BEGIN Records for the exercise

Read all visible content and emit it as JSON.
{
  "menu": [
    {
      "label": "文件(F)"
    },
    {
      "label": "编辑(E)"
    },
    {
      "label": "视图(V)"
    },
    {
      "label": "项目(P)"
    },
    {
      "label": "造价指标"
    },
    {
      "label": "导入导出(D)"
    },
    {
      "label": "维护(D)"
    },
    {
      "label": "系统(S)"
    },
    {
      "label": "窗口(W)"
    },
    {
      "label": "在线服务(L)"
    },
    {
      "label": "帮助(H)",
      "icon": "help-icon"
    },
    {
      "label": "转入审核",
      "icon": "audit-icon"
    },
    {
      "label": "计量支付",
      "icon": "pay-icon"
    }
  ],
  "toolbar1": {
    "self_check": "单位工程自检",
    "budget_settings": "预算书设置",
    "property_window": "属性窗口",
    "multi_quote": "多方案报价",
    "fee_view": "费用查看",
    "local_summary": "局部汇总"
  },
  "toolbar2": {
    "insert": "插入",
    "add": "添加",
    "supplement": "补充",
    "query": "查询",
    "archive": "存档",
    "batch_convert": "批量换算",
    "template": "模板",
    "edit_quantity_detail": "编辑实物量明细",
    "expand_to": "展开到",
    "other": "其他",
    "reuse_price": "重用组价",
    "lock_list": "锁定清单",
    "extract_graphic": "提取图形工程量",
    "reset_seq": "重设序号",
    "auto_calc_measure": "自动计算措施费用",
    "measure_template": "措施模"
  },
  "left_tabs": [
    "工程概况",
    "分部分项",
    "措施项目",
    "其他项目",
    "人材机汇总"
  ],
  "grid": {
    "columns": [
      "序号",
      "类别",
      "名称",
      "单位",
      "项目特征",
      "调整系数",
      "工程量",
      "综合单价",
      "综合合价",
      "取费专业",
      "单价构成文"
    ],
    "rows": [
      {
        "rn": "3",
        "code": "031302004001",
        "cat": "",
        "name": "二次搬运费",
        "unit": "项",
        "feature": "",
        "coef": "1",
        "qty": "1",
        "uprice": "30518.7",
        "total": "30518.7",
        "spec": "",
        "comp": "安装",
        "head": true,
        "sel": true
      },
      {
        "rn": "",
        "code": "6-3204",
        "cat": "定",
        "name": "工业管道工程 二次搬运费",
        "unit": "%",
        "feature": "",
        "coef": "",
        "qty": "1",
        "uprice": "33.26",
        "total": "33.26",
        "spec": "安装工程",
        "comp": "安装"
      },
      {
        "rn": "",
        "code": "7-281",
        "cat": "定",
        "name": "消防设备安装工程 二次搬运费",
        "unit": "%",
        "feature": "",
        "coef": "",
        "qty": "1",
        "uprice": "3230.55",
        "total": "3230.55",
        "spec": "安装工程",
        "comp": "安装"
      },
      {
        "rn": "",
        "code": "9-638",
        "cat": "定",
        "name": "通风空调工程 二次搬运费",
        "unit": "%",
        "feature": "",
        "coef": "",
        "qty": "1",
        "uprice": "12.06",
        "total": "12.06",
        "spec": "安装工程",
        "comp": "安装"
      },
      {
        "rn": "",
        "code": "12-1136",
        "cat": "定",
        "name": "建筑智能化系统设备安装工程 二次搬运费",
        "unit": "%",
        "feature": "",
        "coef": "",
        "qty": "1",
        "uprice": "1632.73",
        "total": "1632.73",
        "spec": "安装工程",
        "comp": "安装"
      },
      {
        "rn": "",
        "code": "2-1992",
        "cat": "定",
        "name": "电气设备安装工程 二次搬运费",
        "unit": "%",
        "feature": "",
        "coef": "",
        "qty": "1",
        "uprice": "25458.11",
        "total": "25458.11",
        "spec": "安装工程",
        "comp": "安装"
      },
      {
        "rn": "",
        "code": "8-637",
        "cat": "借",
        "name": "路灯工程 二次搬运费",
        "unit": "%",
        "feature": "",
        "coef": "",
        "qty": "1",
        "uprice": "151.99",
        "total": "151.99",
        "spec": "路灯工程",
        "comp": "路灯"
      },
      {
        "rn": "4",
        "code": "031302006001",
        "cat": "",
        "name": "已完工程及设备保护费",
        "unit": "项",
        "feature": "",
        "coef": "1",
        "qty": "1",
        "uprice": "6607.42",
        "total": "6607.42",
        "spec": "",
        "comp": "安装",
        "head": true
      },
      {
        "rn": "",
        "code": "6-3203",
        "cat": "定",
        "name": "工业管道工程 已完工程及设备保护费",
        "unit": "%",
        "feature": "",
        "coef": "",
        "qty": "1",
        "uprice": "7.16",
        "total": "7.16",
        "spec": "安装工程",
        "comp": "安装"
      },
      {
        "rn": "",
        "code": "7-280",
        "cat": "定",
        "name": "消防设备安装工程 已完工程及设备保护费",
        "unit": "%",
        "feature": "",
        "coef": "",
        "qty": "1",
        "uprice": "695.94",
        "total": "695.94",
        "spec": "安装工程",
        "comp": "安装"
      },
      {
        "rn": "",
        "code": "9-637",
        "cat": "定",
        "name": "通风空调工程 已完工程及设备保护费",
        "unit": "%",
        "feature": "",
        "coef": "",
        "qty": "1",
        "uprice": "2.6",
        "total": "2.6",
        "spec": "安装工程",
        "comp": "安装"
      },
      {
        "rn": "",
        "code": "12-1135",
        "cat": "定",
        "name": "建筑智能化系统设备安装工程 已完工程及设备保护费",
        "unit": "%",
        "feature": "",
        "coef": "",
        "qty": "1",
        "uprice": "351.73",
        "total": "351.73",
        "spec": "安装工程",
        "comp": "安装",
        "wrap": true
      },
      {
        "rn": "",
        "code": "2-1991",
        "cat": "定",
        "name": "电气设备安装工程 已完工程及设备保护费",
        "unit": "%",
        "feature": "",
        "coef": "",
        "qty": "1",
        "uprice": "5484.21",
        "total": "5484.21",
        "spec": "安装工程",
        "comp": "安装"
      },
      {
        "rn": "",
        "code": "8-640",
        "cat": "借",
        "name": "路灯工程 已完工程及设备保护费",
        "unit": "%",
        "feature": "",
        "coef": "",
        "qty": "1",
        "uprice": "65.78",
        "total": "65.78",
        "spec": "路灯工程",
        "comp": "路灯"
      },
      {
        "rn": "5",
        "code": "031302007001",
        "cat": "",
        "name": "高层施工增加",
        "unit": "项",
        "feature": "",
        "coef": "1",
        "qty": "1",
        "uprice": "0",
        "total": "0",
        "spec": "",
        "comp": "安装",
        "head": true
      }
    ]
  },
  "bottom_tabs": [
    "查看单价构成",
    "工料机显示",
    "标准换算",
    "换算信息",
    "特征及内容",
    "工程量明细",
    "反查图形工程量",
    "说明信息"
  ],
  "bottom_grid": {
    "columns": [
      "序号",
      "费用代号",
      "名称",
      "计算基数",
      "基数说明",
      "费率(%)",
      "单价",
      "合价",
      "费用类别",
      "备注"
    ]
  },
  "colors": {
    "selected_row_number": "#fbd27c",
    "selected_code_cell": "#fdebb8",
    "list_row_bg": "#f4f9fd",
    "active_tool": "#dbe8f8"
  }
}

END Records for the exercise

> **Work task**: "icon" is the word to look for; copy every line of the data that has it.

> **Solution to this task**:
      "icon": "help-icon"
      "icon": "audit-icon"
      "icon": "pay-icon"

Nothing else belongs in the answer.